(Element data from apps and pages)
:::::
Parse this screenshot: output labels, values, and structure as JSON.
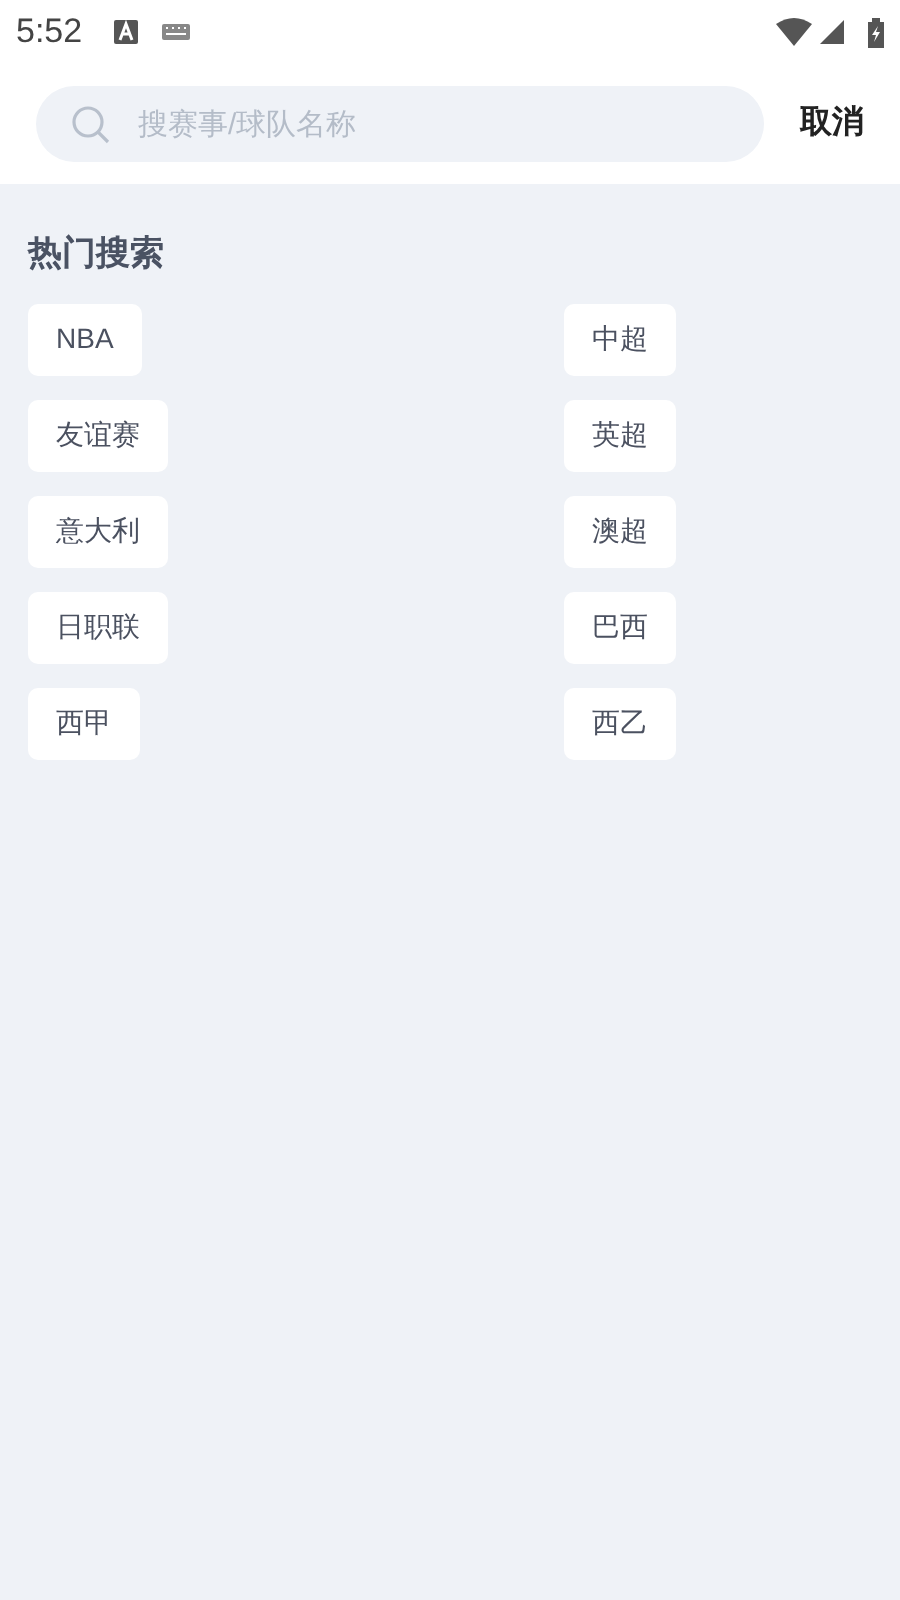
{
  "status_bar": {
    "time": "5:52"
  },
  "search": {
    "placeholder": "搜赛事/球队名称",
    "cancel": "取消"
  },
  "hot": {
    "title": "热门搜索",
    "tags": [
      {
        "label": "NBA"
      },
      {
        "label": "中超"
      },
      {
        "label": "友谊赛"
      },
      {
        "label": "英超"
      },
      {
        "label": "意大利"
      },
      {
        "label": "澳超"
      },
      {
        "label": "日职联"
      },
      {
        "label": "巴西"
      },
      {
        "label": "西甲"
      },
      {
        "label": "西乙"
      }
    ]
  }
}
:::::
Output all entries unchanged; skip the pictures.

» Problem solution:
Parse this screenshot: output labels, values, and structure as JSON.
{
  "status_bar": {
    "time": "5:52"
  },
  "search": {
    "placeholder": "搜赛事/球队名称",
    "cancel": "取消"
  },
  "hot": {
    "title": "热门搜索",
    "tags": [
      {
        "label": "NBA"
      },
      {
        "label": "中超"
      },
      {
        "label": "友谊赛"
      },
      {
        "label": "英超"
      },
      {
        "label": "意大利"
      },
      {
        "label": "澳超"
      },
      {
        "label": "日职联"
      },
      {
        "label": "巴西"
      },
      {
        "label": "西甲"
      },
      {
        "label": "西乙"
      }
    ]
  }
}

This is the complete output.